The new Executive Order on Combating Race and Sex Stereotyping could have broad-reaching effects for executive departments and agencies, uniformed services, federal contractors and grant recipients, as well as institutions regulated by Title VII of the Civil Rights Act of 1964.
What does the order do?
[A]ny workplace training that inculcates in its employees any form of race or sex stereotyping or any form of race or sex scapegoating, including the concepts that (a) one race or sex is inherently superior to another race or sex; (b) an individual, by virtue of his or her race or sex, is inherently racist, sexist, or oppressive, whether consciously or unconsciously; (c) an individual should be discriminated against or receive adverse treatment solely or partly because of his or her race or sex; (d) members of one race or sex cannot and should not attempt to treat others without respect to race or sex; (e) an individual’s moral character is necessarily determined by his or her race or sex; (f) an individual, by virtue of his or her race or sex, bears responsibility for actions committed in the past by other members of the same race or sex; (g) any individual should feel discomfort, guilt, anguish, or any other form of psychological distress on account of his or her race or sex; or (h) meritocracy or traits such as a hard work ethic are racist or sexist, or were created by a particular race to oppress another race.
What does this mean for employers?
The order’s broad language makes uncertain the types of diversity trainings that will be permitted moving forward and effectively limits the equal employment opportunity training contractors and government grant recipients may lawfully provide their employees.
It also remains unclear if and to what extent the order applies to current contracts. Despite this uncertainty, the order makes clear that violators can be subject to contract suspension or termination and, more severely, that the contractor could be subject to suspension or debarment.
Federal agency heads must review their grant programs and prepare a report for the Director of the Office of Management and Budget within 60 days. They will have to identify programs the agency concludes must now certify that it will not use federal funds to “promote the concepts” prohibited by the order.
With respect to Title VII, the order instructs the attorney general to assess the extent to which workplace training that teaches “divisive concepts” might create a hostile work environment, which could give rise to liability under the act.
If fully implemented, which remains to be seen, the order could force major changes to trainings on race and sex. Those covered by the order will also have to evaluate whether it conflicts with other federal or state rules that affirmatively require diversity and inclusion training. Covered entities should read the order closely and consult legal counsel before implementing any such programming.
Some commentators have suggested that the order may be subject to legal challenge under certain federal statutes and the First Amendment.

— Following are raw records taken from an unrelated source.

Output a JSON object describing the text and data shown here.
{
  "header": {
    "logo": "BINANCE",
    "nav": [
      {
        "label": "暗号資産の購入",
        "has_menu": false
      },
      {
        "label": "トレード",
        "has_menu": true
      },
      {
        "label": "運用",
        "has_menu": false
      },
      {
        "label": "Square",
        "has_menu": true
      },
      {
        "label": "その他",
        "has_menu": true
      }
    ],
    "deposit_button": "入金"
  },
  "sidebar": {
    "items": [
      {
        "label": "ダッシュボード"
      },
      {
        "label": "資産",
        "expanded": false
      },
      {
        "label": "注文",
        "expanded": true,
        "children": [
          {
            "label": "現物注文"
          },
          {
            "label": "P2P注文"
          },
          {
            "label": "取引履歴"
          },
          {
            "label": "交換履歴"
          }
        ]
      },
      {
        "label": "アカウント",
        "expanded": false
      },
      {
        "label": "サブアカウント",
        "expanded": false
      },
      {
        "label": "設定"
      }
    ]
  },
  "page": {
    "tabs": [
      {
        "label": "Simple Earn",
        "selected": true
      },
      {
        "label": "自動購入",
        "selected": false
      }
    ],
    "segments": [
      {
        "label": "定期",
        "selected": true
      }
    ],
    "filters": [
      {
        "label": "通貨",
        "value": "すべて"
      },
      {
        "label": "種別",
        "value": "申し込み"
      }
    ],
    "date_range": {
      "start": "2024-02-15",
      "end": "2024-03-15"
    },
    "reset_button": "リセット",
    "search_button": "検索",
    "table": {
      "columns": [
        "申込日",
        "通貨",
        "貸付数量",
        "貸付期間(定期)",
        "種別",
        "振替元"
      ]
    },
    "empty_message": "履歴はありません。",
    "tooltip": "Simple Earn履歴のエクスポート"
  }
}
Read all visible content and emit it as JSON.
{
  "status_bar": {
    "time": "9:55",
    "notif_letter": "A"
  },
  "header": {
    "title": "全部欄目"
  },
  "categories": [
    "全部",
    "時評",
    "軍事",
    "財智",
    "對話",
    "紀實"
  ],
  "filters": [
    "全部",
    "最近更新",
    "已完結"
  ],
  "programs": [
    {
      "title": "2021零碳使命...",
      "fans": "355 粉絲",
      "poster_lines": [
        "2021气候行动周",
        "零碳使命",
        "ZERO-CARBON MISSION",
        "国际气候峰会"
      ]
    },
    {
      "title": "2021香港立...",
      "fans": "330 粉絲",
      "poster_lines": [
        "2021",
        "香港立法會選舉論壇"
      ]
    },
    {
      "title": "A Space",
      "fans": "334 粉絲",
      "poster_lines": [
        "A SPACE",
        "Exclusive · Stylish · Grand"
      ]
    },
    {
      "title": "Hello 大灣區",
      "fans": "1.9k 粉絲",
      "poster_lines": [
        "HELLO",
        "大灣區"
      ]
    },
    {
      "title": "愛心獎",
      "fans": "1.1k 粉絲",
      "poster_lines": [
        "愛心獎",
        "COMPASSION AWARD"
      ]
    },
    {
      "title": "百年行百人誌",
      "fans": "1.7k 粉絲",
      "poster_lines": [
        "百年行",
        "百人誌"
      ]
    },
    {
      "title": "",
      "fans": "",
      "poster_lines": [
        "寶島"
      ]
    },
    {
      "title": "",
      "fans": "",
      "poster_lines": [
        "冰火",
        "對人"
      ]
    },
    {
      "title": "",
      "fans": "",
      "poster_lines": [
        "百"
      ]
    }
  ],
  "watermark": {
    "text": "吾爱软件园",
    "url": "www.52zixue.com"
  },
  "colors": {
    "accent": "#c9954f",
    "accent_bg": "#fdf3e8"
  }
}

We will monitor developments and provide updates as appropriate. Please contact Stephanie Poucher or any other member of Phelps’ Labor and Employment team if you have questions or need compliance advice and guidance.